═══ SOURCE MATERIAL ═══

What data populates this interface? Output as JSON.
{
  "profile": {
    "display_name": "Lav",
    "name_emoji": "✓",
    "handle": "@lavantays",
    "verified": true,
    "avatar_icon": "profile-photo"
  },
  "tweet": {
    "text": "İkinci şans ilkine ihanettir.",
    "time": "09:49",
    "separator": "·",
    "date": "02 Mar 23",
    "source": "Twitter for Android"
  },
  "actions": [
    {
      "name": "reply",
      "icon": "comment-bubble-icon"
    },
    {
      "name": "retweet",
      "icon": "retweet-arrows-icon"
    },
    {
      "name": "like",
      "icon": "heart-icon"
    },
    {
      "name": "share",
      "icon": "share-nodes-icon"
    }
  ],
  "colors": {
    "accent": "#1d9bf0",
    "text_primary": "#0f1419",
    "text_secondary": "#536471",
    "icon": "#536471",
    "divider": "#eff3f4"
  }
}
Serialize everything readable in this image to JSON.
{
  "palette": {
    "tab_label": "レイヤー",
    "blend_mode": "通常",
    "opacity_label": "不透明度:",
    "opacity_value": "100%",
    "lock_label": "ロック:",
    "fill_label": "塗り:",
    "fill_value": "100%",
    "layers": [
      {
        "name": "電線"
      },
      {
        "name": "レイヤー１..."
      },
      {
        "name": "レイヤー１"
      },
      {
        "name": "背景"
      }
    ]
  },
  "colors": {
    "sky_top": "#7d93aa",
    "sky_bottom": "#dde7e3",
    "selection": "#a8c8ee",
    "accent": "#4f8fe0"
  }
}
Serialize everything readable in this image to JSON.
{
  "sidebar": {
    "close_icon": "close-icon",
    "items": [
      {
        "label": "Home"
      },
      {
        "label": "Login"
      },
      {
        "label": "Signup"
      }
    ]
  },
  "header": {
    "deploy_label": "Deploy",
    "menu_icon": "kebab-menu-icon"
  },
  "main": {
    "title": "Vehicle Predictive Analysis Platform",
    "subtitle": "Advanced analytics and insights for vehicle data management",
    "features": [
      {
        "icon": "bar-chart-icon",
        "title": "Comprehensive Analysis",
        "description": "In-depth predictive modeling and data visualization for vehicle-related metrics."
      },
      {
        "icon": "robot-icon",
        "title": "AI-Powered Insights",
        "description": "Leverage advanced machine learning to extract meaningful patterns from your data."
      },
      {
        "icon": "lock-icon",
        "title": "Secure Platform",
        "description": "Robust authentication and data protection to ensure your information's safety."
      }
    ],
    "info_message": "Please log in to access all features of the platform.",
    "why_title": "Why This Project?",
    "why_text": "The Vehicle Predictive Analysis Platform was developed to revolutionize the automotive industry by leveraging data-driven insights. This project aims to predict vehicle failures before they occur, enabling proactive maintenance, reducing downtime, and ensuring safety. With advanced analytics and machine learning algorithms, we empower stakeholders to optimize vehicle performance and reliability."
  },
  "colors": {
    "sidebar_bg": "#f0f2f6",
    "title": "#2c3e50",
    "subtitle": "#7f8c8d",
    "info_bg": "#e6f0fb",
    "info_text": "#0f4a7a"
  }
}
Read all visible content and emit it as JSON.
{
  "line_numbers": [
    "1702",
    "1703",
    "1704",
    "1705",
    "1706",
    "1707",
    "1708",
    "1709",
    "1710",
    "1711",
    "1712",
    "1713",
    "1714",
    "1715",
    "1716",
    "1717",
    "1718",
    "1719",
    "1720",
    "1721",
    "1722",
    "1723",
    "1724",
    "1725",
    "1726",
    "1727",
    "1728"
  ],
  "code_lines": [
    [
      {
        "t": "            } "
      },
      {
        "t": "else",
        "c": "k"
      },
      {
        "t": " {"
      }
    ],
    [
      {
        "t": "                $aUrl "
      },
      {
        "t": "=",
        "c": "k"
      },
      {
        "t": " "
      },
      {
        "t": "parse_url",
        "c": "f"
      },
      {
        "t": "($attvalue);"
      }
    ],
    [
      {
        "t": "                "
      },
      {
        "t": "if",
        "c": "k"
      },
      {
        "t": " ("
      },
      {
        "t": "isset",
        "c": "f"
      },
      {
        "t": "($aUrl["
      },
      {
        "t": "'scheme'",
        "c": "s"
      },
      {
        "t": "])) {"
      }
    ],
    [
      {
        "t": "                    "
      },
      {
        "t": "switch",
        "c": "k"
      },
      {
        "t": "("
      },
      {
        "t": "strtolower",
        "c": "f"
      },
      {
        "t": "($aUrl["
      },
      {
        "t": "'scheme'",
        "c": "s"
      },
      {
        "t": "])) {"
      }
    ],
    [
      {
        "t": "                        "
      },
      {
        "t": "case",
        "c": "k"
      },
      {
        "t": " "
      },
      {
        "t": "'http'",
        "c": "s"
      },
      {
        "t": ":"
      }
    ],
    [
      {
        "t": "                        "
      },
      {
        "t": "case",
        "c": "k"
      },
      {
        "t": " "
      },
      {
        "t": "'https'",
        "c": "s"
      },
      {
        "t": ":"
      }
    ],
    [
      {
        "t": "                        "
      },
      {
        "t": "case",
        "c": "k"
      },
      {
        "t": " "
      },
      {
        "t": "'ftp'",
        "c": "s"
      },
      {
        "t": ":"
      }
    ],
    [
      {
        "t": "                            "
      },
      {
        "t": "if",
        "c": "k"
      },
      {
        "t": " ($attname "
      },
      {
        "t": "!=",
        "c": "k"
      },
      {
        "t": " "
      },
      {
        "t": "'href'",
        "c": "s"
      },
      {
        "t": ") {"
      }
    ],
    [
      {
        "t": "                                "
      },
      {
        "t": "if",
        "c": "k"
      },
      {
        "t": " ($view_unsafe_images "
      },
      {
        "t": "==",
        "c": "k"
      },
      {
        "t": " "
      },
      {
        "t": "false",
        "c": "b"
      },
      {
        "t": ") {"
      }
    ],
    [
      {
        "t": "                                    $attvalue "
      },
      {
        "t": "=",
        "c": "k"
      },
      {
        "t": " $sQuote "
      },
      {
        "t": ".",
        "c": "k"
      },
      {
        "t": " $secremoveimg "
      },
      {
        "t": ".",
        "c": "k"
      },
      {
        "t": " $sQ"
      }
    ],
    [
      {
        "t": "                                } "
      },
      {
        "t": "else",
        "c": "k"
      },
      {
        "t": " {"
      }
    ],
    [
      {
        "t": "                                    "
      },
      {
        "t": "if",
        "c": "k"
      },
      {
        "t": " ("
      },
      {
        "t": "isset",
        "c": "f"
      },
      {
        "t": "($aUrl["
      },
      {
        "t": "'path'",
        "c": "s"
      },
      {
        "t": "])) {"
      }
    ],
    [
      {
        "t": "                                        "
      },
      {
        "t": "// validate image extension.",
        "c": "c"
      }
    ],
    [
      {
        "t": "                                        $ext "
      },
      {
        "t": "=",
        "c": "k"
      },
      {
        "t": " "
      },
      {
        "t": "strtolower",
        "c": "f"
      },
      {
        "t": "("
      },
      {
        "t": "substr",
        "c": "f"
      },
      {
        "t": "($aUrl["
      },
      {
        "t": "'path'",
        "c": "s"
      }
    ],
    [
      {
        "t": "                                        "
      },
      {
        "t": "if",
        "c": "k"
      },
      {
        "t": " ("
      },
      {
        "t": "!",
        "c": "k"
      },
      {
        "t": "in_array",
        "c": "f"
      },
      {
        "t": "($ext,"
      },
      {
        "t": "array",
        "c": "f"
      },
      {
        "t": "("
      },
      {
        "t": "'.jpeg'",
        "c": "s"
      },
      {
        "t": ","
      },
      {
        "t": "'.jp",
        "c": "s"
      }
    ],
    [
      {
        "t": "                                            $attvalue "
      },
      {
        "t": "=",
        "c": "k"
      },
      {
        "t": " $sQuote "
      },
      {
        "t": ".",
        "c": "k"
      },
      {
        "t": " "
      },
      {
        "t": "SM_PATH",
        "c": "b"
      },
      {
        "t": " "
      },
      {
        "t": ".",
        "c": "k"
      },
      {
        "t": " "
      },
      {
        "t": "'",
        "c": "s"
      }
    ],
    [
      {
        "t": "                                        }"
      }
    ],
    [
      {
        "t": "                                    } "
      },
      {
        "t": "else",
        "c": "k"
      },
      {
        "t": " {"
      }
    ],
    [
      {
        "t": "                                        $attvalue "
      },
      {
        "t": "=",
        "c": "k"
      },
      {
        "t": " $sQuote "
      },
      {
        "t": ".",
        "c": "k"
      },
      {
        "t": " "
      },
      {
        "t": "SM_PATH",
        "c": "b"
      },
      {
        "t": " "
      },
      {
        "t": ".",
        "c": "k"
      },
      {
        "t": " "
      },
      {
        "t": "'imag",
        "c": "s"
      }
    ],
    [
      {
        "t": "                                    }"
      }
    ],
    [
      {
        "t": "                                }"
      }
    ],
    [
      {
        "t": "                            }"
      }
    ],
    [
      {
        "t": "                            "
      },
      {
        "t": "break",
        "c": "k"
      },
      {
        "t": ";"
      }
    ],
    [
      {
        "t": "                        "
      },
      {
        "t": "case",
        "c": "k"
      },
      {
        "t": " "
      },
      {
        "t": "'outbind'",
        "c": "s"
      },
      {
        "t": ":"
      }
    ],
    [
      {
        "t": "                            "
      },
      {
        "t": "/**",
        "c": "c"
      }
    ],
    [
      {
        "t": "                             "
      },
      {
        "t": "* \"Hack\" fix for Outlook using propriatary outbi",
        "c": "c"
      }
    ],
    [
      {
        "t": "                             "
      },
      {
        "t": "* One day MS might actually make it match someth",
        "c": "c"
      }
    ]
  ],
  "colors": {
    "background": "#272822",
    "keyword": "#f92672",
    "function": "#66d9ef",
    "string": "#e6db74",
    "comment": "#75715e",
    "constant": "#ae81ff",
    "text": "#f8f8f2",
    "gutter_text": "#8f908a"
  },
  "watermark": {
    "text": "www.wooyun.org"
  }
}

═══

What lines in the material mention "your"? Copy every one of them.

→ **OUTPUT BELOW**
        "description": "Leverage advanced machine learning to extract meaningful patterns from your data."
        "description": "Robust authentication and data protection to ensure your information's safety."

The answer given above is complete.